§ Component data from apps and pages:
────────────────

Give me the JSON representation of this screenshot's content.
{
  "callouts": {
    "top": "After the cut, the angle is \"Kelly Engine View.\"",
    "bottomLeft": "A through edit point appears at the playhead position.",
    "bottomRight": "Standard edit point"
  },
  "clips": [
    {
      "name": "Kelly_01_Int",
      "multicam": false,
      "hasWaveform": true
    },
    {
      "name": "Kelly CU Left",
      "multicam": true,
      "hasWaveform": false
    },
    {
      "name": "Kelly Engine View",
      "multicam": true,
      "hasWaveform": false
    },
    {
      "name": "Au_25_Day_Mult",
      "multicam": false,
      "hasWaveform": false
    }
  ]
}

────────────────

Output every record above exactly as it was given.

§ Answer space:
Give me the JSON representation of this screenshot's content.
{
  "callouts": {
    "top": "After the cut, the angle is \"Kelly Engine View.\"",
    "bottomLeft": "A through edit point appears at the playhead position.",
    "bottomRight": "Standard edit point"
  },
  "clips": [
    {
      "name": "Kelly_01_Int",
      "multicam": false,
      "hasWaveform": true
    },
    {
      "name": "Kelly CU Left",
      "multicam": true,
      "hasWaveform": false
    },
    {
      "name": "Kelly Engine View",
      "multicam": true,
      "hasWaveform": false
    },
    {
      "name": "Au_25_Day_Mult",
      "multicam": false,
      "hasWaveform": false
    }
  ]
}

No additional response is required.